Look through the entries below, please, and copy every line with the word "icon".

=== Begin Enclosure ===

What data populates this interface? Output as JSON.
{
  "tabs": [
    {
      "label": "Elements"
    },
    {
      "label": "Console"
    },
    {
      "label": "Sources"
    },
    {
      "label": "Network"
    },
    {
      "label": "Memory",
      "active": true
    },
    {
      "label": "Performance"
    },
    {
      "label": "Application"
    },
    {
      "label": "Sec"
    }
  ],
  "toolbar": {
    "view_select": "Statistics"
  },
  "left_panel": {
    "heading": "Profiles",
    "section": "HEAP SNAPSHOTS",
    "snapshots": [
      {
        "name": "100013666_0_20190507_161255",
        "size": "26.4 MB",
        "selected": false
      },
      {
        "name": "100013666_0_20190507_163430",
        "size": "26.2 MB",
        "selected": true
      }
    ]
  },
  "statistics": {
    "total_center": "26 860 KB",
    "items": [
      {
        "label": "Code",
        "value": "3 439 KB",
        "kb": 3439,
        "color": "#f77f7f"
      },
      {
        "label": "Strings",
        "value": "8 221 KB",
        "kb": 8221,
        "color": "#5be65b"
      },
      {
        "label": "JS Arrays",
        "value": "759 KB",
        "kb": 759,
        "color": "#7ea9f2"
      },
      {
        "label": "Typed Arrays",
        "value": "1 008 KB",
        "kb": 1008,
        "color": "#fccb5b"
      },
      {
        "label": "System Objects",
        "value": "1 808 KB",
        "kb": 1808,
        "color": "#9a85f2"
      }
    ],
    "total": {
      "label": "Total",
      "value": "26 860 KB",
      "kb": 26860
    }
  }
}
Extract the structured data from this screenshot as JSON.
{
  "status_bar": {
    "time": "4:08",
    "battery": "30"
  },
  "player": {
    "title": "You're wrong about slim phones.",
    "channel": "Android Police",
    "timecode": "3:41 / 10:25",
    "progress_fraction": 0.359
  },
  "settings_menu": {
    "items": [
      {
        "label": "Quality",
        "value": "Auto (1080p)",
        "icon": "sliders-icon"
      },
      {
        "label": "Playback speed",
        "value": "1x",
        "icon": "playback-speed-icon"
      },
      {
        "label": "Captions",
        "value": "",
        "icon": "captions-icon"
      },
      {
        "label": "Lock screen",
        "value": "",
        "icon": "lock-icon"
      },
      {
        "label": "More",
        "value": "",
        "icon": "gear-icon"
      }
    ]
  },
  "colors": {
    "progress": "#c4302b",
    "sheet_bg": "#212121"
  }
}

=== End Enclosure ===

◆ Exercise answer ◆
        "icon": "sliders-icon"
        "icon": "playback-speed-icon"
        "icon": "captions-icon"
        "icon": "lock-icon"
        "icon": "gear-icon"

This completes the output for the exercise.